Recently, he woke up on the wrong side of the couch, tripped over something, banged his leg, grumbled something to himself, hit the door on the way to the bathroom, then stopped, as he relates the story. "No," he goes on telling the tale, this wasn't how his day was going to be. He woke up. He has things to do, a business to run. The sun will be shining soon enough. God gave him another day, He's not done with Dad yet. And so Dad, frustrations set aside, chose to have a good day.

Grue comments frequently that I'm the most optimistic person he knows (he clearly doesn't know my dad). I want to fight Grue on his assessment, except every time I try, I end up explaining how, yeah, I was stuck behind this car going 20 mph in a 45 mph zone, but if I had gone around instead of driving patiently behind them until they had turned, I might have hit that kid who darted across the street on the next block, so, yes, I just made driving ridiculously slowly a good thing, because things could always be worse.
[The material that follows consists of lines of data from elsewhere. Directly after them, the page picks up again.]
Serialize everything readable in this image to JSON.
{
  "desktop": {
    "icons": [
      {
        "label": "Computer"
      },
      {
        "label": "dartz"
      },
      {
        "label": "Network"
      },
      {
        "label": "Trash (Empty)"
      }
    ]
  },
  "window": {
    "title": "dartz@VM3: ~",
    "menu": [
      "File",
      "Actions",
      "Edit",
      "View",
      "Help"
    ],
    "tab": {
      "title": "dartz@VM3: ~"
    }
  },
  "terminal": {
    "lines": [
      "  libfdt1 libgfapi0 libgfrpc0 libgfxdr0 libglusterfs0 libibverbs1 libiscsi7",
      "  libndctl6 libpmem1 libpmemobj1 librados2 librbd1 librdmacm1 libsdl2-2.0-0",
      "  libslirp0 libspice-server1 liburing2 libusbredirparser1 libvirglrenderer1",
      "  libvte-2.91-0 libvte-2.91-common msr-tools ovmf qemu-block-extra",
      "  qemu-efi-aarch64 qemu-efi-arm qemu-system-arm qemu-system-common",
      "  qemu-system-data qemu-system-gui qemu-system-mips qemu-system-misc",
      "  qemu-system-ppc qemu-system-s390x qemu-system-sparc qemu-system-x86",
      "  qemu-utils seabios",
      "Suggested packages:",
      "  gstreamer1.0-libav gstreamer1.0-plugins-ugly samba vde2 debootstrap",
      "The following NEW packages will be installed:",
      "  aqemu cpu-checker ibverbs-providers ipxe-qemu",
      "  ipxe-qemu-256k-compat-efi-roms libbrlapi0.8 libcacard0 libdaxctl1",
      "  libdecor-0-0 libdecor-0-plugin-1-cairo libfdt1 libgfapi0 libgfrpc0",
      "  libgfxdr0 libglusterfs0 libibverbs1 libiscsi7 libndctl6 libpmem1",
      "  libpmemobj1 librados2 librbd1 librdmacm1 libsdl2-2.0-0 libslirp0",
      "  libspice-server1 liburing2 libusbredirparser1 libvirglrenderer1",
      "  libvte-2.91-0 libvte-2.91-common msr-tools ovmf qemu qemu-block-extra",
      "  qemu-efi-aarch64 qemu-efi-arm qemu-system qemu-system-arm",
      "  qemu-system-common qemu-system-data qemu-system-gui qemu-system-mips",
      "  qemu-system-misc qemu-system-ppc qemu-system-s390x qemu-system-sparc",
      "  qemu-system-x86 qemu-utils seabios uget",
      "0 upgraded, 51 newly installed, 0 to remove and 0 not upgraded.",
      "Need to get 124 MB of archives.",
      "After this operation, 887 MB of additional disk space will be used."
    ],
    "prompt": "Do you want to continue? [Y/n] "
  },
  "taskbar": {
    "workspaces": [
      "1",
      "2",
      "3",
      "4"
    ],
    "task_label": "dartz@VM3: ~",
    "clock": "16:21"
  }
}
Then Grue laughs, because I am the only person who would tell him that driving infuriatingly slowly behind a car is a good thing.

And that's the thing that has me like Dad: things could always be worse, but I woke up today, I still have a chance to improve, to build that thing, to accept responsibility for my mistakes, to fix them, to achieve that dream, to help another person, to be better. I have another chance to make space for my grief, accept it, and then choose happiness.